James Kelly

Wills and Probate Lawyer

Alice Holman

Wills & Estate Planning Lawyer

Kristy Hatcher

Wills & Estate Litigation Lawyer

Kristy-Lee Burns

Partner, Family and Commercial Lawyer

Louise Young


Here’s what our clients are saying

Many Thanks

Many thanks to Christine Vrahas, Alice Holman, and James Kelly for all the time and support that was given leading up to the settlement of my Aunts estate.

D. Rae

Thank You Alice & Team – I would not have survived without you

Dear Alice and the Team,

I would like to thank you and your team for the help and guidance you have given me throughout the year…..

Jan Wilkinson

Thank you Alice Holman and Christine Vrahas
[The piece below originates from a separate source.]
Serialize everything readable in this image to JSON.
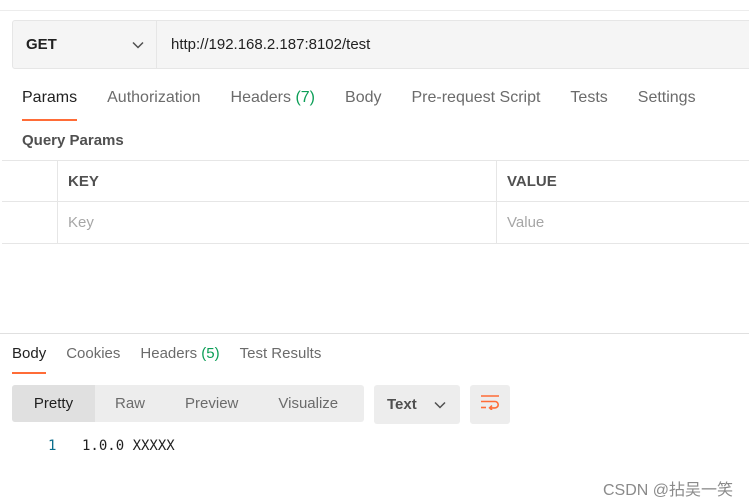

Owen Hodge – particularly Alice Holman and Christine Vrahas, with the help of co-partner James Kelly – were efficacious, pragmatic and most reassuring in the eighteen months we went into battle in a probate case….